Thank you, Joel.
Nice choices! I really want to watch Death Takes a Holiday. I nearly chose Dirty Dancing as well but it didn’t fit within my theme.
Broken Blossoms (what a beautiful title) is new to me. Considering when it was made I assume that it could have been quite divisive?
I haven’t seen any of your picks but I’m familiar with the first two.
Elvis and Anabelle is well worth a watch if you like quirky, offbeat films.
All the titles you chose are so aesthetically pleasing. lol I remember seeing Tristan and Isolde but I cannot remember a thing from it. I haven’t seen Elvis and Annabelle
Ha, thanks Brittani! Reading these comments it sounds like Elvis and Anabelle is new for a lot of people.
I love Romeo + Juliet. It really is a masterpiece. On the other hand, I found Tristan and Isolde slightly less exciting than watching paint dry. Haven’t seen your last pick.
Thanks, Dell. I agree with you on both points. I remembered the outline of Tristan & Isolde but couldn’t recall cast members or the finer details.
I love this version of Romeo and Juliet. Very 90s MTV-ish.
I like Tristan & Isolde except for Franco’s performance. His character mopes and cries quite a bit, and Franco was just awful and cringy at it.
Yes, I agree – very 90s MTV! Fantastic soundtrack as well.
From memory I don’t think Franco gave the best performance, but I must have been 18 when I watched him so probably fell for his good looks!

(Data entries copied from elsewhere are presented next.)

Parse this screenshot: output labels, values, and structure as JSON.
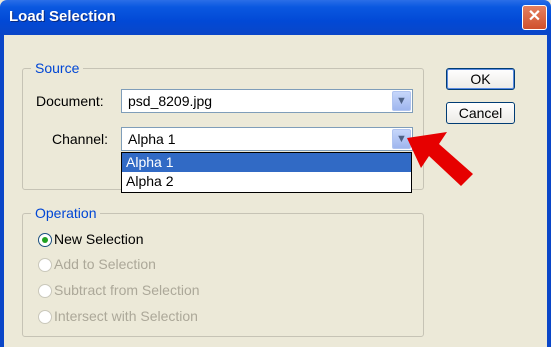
{
  "window": {
    "title": "Load Selection",
    "close_glyph": "✕"
  },
  "source": {
    "legend": "Source",
    "document_label": "Document:",
    "document_value": "psd_8209.jpg",
    "channel_label": "Channel:",
    "channel_value": "Alpha 1",
    "channel_options": [
      "Alpha 1",
      "Alpha 2"
    ]
  },
  "buttons": {
    "ok": "OK",
    "cancel": "Cancel"
  },
  "operation": {
    "legend": "Operation",
    "options": [
      "New Selection",
      "Add to Selection",
      "Subtract from Selection",
      "Intersect with Selection"
    ],
    "selected_index": 0
  },
  "colors": {
    "titlebar": "#0249d6",
    "legend": "#0046d5",
    "highlight": "#316ac5",
    "arrow": "#e60000"
  }
}
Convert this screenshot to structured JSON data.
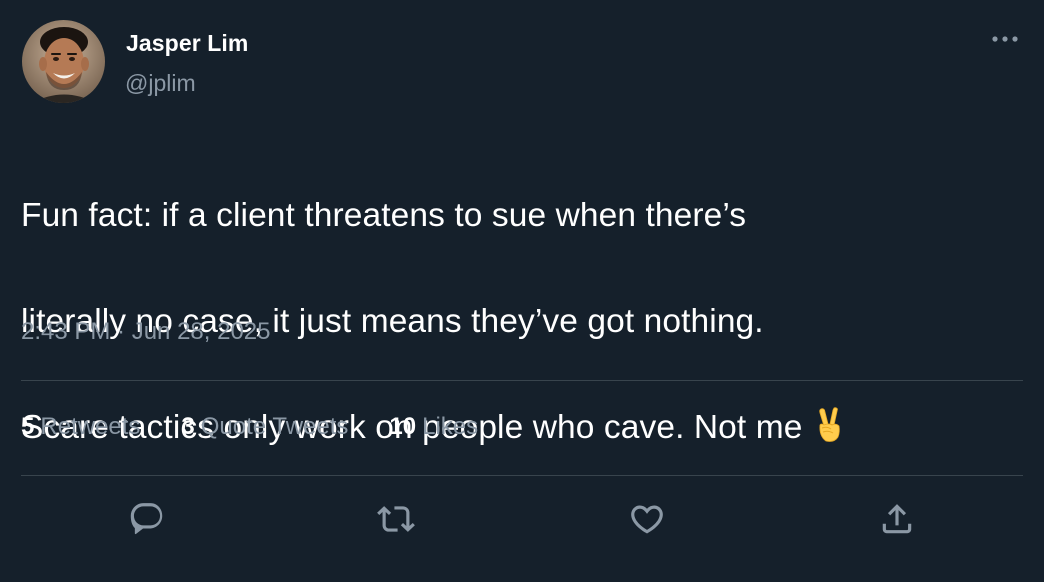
{
  "author": {
    "display_name": "Jasper Lim",
    "handle": "@jplim",
    "avatar_icon": "person-photo-avatar"
  },
  "tweet": {
    "lines": [
      "Fun fact: if a client threatens to sue when there’s",
      "literally no case, it just means they’ve got nothing.",
      "Scare tactics only work on people who cave. Not me"
    ],
    "emoji": "✌️",
    "timestamp": "2:43 PM · Jun 28, 2025"
  },
  "stats": [
    {
      "count": "5",
      "label": "Retweets"
    },
    {
      "count": "3",
      "label": "Quote Tweets"
    },
    {
      "count": "10",
      "label": "Likes"
    }
  ],
  "actions": [
    "reply-icon",
    "retweet-icon",
    "like-icon",
    "share-icon"
  ],
  "colors": {
    "background": "#15202b",
    "primary_text": "#ffffff",
    "secondary_text": "#8b98a5",
    "divider": "#38444d"
  }
}
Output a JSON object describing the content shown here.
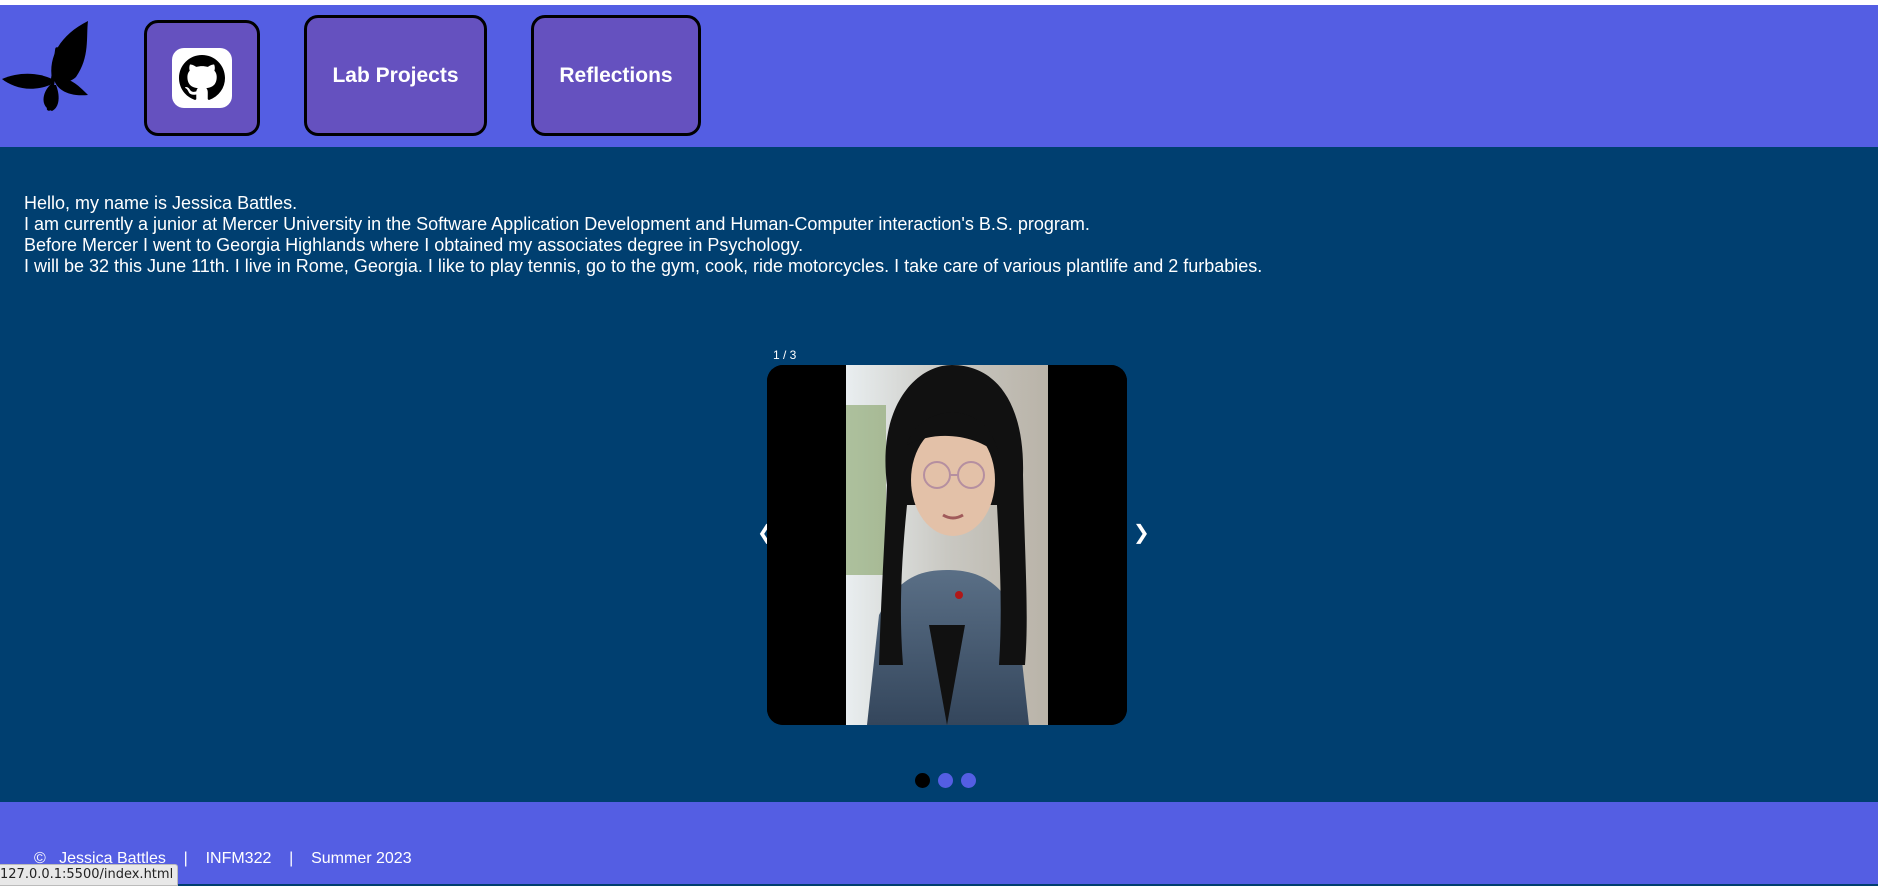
{
  "nav": {
    "lab_projects": "Lab Projects",
    "reflections": "Reflections",
    "github_icon": "github-icon",
    "logo_icon": "butterfly-icon"
  },
  "intro": {
    "lines": [
      "Hello, my name is Jessica Battles.",
      "I am currently a junior at Mercer University in the Software Application Development and Human-Computer interaction's B.S. program.",
      "Before Mercer I went to Georgia Highlands where I obtained my associates degree in Psychology.",
      "I will be 32 this June 11th. I live in Rome, Georgia. I like to play tennis, go to the gym, cook, ride motorcycles. I take care of various plantlife and 2 furbabies."
    ]
  },
  "slideshow": {
    "counter": "1 / 3",
    "prev": "❮",
    "next": "❯",
    "current": 1,
    "total": 3
  },
  "footer": {
    "copyright": "©",
    "name": "Jessica Battles",
    "sep": "|",
    "course": "INFM322",
    "term": "Summer 2023"
  },
  "status_bar": {
    "url": "127.0.0.1:5500/index.html"
  },
  "colors": {
    "header_bg": "#545ee3",
    "main_bg": "#003f70",
    "nav_button_bg": "#6551bf"
  }
}
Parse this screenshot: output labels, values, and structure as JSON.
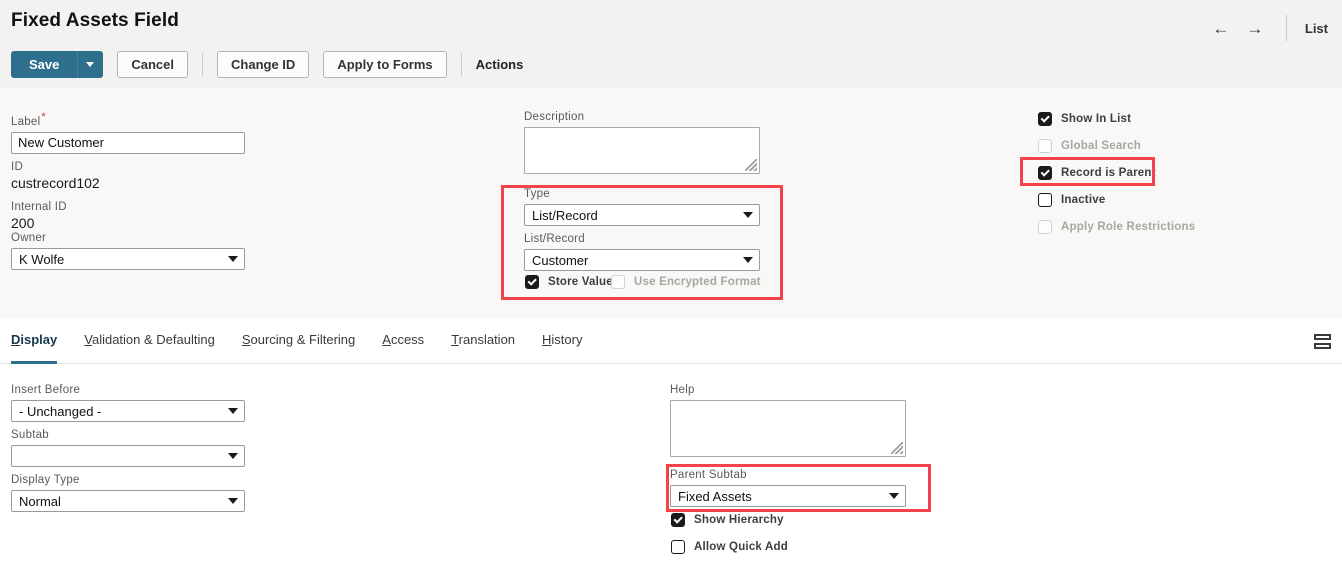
{
  "header": {
    "title": "Fixed Assets Field",
    "nav": {
      "back_icon": "arrow-left-icon",
      "forward_icon": "arrow-right-icon",
      "list_label": "List"
    }
  },
  "toolbar": {
    "save_label": "Save",
    "save_caret_icon": "chevron-down-icon",
    "cancel_label": "Cancel",
    "change_id_label": "Change ID",
    "apply_to_forms_label": "Apply to Forms",
    "actions_label": "Actions"
  },
  "form": {
    "label_field": {
      "label": "Label",
      "required": "*",
      "value": "New Customer"
    },
    "id_field": {
      "label": "ID",
      "value": "custrecord102"
    },
    "internal_id_field": {
      "label": "Internal ID",
      "value": "200"
    },
    "owner_field": {
      "label": "Owner",
      "value": "K Wolfe"
    },
    "description_field": {
      "label": "Description",
      "value": ""
    },
    "type_field": {
      "label": "Type",
      "value": "List/Record"
    },
    "list_record_field": {
      "label": "List/Record",
      "value": "Customer"
    },
    "store_value": {
      "label": "Store Value",
      "checked": true,
      "disabled": false
    },
    "use_encrypted_format": {
      "label": "Use Encrypted Format",
      "checked": false,
      "disabled": true
    },
    "checkboxes": [
      {
        "label": "Show In List",
        "checked": true,
        "disabled": false
      },
      {
        "label": "Global Search",
        "checked": false,
        "disabled": true
      },
      {
        "label": "Record is Parent",
        "checked": true,
        "disabled": false
      },
      {
        "label": "Inactive",
        "checked": false,
        "disabled": false
      },
      {
        "label": "Apply Role Restrictions",
        "checked": false,
        "disabled": true
      }
    ]
  },
  "tabs": [
    {
      "label": "Display",
      "accel": "D",
      "active": true
    },
    {
      "label": "Validation & Defaulting",
      "accel": "V",
      "active": false
    },
    {
      "label": "Sourcing & Filtering",
      "accel": "S",
      "active": false
    },
    {
      "label": "Access",
      "accel": "A",
      "active": false
    },
    {
      "label": "Translation",
      "accel": "T",
      "active": false
    },
    {
      "label": "History",
      "accel": "H",
      "active": false
    }
  ],
  "tabbar": {
    "layout_icon": "layout-rows-icon"
  },
  "display_tab": {
    "insert_before": {
      "label": "Insert Before",
      "value": "- Unchanged -"
    },
    "subtab": {
      "label": "Subtab",
      "value": ""
    },
    "display_type": {
      "label": "Display Type",
      "value": "Normal"
    },
    "help": {
      "label": "Help",
      "value": ""
    },
    "parent_subtab": {
      "label": "Parent Subtab",
      "value": "Fixed Assets"
    },
    "show_hierarchy": {
      "label": "Show Hierarchy",
      "checked": true,
      "disabled": false
    },
    "allow_quick_add": {
      "label": "Allow Quick Add",
      "checked": false,
      "disabled": false
    }
  },
  "highlights": {
    "color": "#f4424a",
    "regions": [
      "type-listrecord-group",
      "record-is-parent-checkbox",
      "parent-subtab-group"
    ]
  }
}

I love Baz Luhrman’s take on Romeo and Juliet!
Me too – he did a brilliant job! 😀